I HAVE to say the weekend was a hoot, and there are now 13 more double handed devotees thanks to master spey instructor Simon Gawesworth.
A goodly part of his personality as an instructor and leader in the world of Spey is is sheer delight in fishing the rods and inducting other to his passion. I had wanted
to return the favor Simon did me on the Missouri last year, showing off the White, but his travel work schedule only gave us a few hours.
I wanted to impart some of Simon’s goofy delight in fishing a “new river” with a double hander _ particularly a light switch rod, (Sage One 11’ 4wt) with a team of soft hackles. Now as it happened we had been staring at risers all weekend during class hours, but in the short time available we were a little early.
Not that Simon didn’t take delight in finding any fish up feeding, and dragging him off the water to move spots, or even catch his flight home, took some urging. Which really is what its all about _ the allure of the Spey cast.
Yes the longer rods have advantages in certain instances, well suited to our wide rivers, as Simon points our for devotees of soft hackles or buggers and other streamers. But the real allure is in the tempo of the cast, the movement of the rod tip, and watching those long lines unfurl otherwise impossible distances.

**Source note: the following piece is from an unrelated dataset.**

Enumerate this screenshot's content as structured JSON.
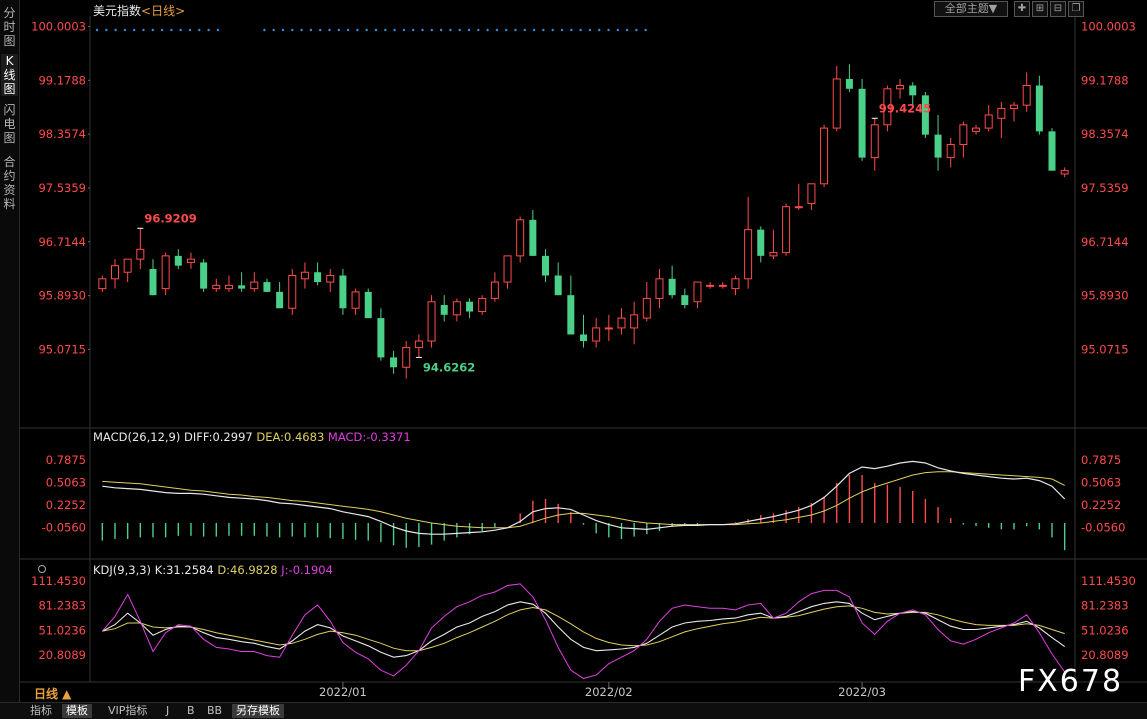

Its terribly addictive, just ask Bill, myself or any of the other classmates. Its not going to be the last you will hear of Spey casting around here.